Communicators: They understand and express ideas and information confidently and creatively in more than one language and in a variety of modes of communication. They work effectively and willingly in collaboration with others.
Principled: They act with integrity and honesty, with a strong sense of fairness, justice and respect for the dignity of the individual, groups and communities. They take responsibility for their own actions and the consequences that accompany them.
Open-minded: They understand and appreciate their own cultures and personal histories, and are open to the perspectives, values and traditions of other individuals and communities. They are accustomed to seeking and evaluating a range of points of view, and are willing to grow from the experience.
Caring: They show empathy, compassion and respect towards the needs and feelings of others. They have a personal commitment to service, and act to make a positive difference to the lives of others and to the environment.
Risk-takers/Courageous: They approach unfamiliar situations and uncertainty with courage and forethought, and have the independence of spirit to explore new roles, ideas and strategies. They are brave and articulate in defending their beliefs.
Balanced: They understand the importance of intellectual, physical and emotional balance to achieve personal well being for themselves and others.
Reflective: They give thoughtful consideration to their own learning and experience. They are able to assess and understand their strengths and limitations in order to support their learning and personal development.
The IB Learner Profile will be taught to students across subjects and classes. We hope that you will take active part at home to talk to students about the IB Learner Profile described above and how these attributes help them become better citizens of the community.

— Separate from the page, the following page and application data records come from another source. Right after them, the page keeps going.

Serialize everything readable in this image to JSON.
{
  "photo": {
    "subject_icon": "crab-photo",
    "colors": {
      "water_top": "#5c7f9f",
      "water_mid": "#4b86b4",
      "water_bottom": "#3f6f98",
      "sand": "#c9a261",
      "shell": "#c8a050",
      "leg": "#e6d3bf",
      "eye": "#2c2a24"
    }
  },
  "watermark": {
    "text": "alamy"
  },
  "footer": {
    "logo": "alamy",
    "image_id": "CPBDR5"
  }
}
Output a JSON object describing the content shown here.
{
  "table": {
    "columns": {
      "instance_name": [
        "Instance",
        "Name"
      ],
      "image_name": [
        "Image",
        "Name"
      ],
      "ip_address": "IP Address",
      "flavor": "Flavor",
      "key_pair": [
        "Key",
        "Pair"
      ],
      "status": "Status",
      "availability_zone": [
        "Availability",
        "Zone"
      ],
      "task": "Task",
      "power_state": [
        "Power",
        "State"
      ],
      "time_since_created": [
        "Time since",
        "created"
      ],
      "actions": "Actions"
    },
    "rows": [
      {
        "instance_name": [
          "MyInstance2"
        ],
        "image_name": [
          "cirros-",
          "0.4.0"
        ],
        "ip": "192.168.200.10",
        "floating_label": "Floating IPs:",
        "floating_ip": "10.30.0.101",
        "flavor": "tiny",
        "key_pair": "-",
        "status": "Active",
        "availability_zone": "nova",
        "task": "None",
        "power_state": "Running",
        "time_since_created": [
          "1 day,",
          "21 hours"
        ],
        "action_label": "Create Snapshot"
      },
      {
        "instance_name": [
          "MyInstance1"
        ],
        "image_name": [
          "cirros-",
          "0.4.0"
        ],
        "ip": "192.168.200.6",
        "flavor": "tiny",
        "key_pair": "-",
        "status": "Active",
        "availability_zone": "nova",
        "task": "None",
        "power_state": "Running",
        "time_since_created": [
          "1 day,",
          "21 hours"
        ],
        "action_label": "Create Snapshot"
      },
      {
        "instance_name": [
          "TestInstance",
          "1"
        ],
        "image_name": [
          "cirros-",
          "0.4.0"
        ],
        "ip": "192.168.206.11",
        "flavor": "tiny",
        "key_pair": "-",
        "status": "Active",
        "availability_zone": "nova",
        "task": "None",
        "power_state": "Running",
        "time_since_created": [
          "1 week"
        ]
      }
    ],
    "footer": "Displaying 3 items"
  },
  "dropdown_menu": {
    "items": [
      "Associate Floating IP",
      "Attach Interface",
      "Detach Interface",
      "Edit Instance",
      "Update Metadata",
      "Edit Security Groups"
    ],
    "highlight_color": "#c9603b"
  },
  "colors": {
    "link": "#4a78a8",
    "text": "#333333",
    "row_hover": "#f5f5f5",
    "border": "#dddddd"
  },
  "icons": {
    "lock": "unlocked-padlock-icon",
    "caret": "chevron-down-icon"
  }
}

Part of being an IB school is being part of a global community. Students will look at global issues and topics. Our World's Fair and other school-wide events will support our students' international awareness.